The bit at the end where Neil is talking about how Carl inspired him was so moving. If I could be any bit the man Carl was I’d be so proud.
"Originally designed for a 21-month mission, Pioneer 10 lasted more than 30 years. It was a workhorse that far exceeded its warranty, and I guess you could say we got our money’s worth." - Pioneer 10 Project Manager, Dr. Larry Lasher.
On March 2nd, 1972, NASA launched Pioneer 10 on a mission towards Jupiter to obtain imagery and data regarding the intense radiation stemming from the planet. During the journey to Jupiter, Pioneer 10 became the first man-made object to enter the asteroid belt, a dangerous location in our solar system consisting of material with top speeds of 45,000 mph. Upon reaching Jupiter, Pioneer 10 took measurements of the planet’s magnetosphere, radiation belts, magnetic field, and atmosphere — confirming that Jupiter is predominantly a liquid planet.
Capable of reaching speeds of 82,000 mph, Pioneer 10 continued on a trajectory to the edge of our solar system, eventually reaching the orbit of Pluto in 1983. For twenty more years, Pioneer 10 would continue to study solar wind and cosmic rays until its science mission ended on March 31st, 1997. For nearly six more years, Pioneer would transmit data back home until its final signal was received by NASA on January 22nd, 2003.

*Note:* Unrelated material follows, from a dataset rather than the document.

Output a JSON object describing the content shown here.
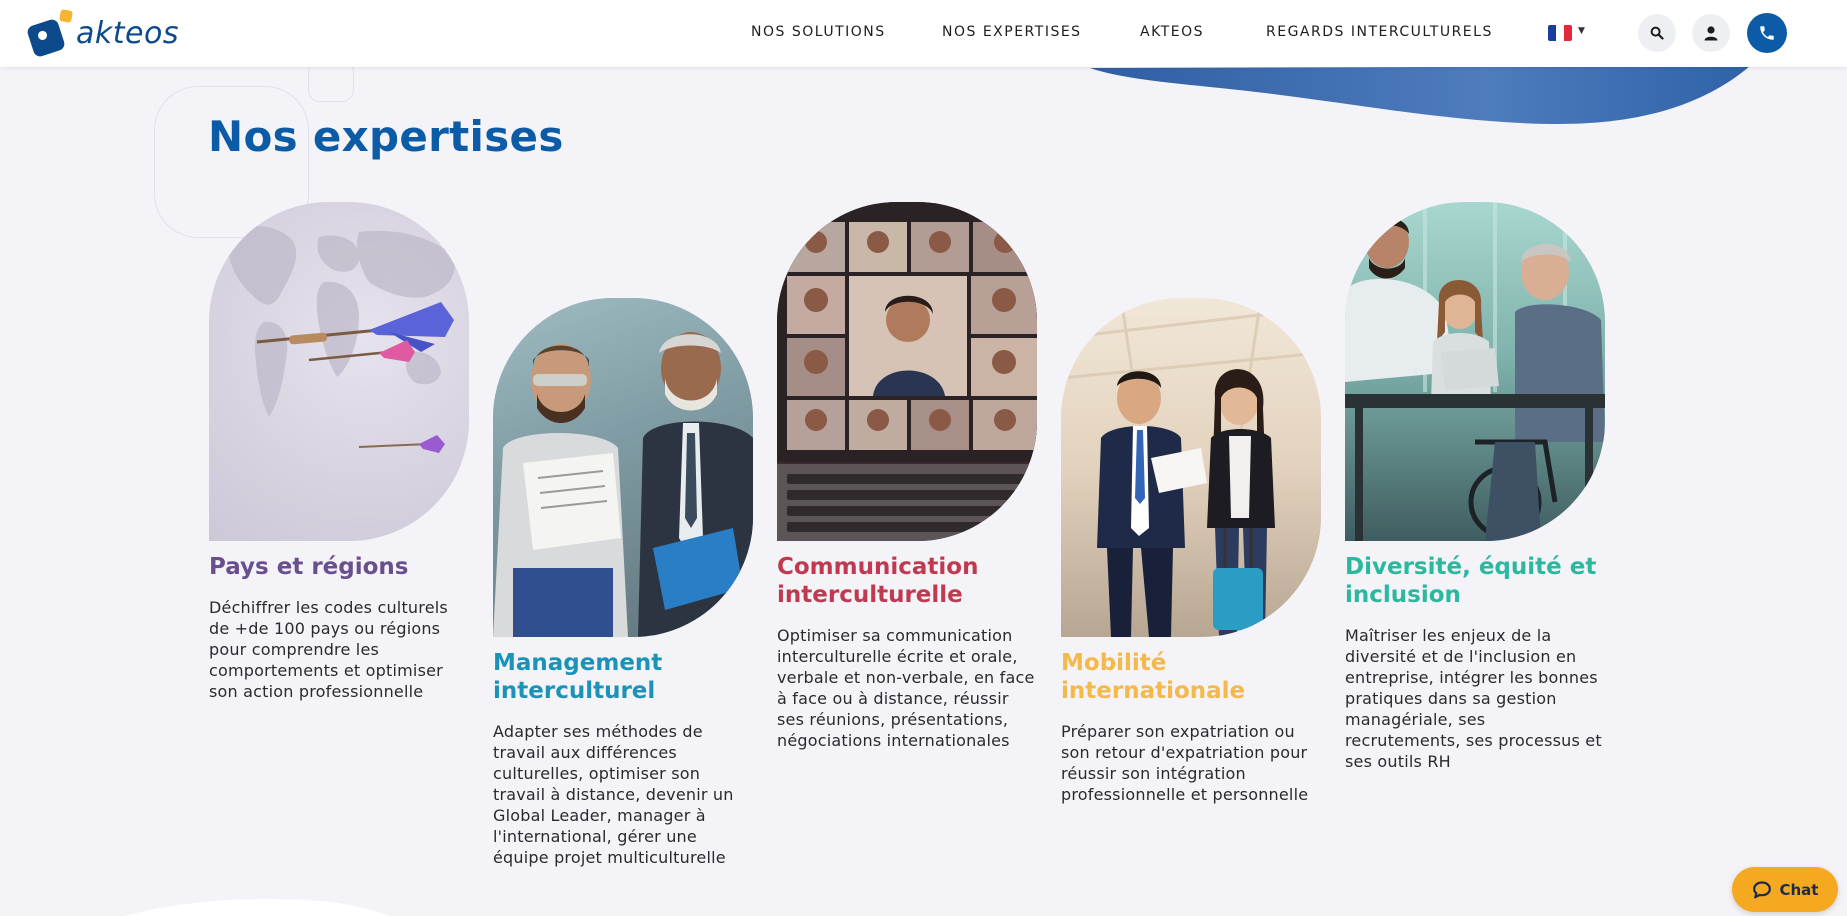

According to NASA’s mission archives, Pioneer 10 was also outfitted with a special message to any intelligent life who may come across it:

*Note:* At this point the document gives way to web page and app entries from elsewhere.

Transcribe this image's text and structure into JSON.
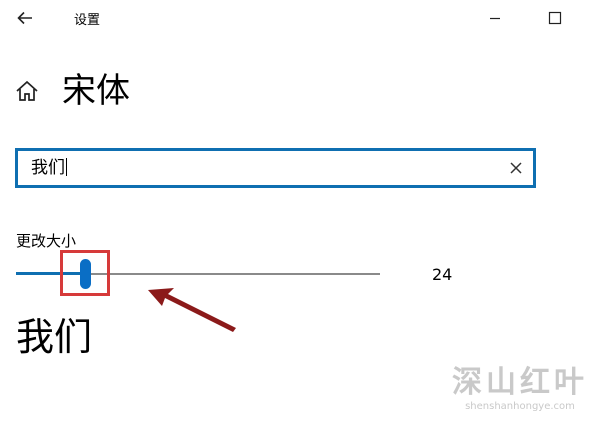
{
  "window": {
    "title": "设置"
  },
  "page": {
    "title": "宋体"
  },
  "search": {
    "value": "我们",
    "placeholder": ""
  },
  "size": {
    "label": "更改大小",
    "value": "24",
    "slider_fraction": 0.19
  },
  "preview": {
    "text": "我们"
  },
  "colors": {
    "accent": "#0f6fb1",
    "highlight": "#d63a3a",
    "arrow": "#8b1a1a"
  },
  "icons": [
    "back-arrow-icon",
    "minimize-icon",
    "maximize-icon",
    "home-icon",
    "clear-icon"
  ],
  "watermark": {
    "logo_text": "深山红叶",
    "url": "shenshanhongye.com"
  }
}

"Pioneer 10, Earth’s first emissary into space, is carrying a gold plaque that describes what we look like, where we are and the date the mission began. Pioneer 10 will continue to coast silently as a ghost ship through deep space into interstellar space, heading generally for the red star Aldebaran, which forms the eye of the constellation Taurus (The Bull). Aldebaran is about 68 light years away. It will take Pioneer 10 more than 2 million years to reach it."
The Pioneer 10 Mission Archives can be viewed here: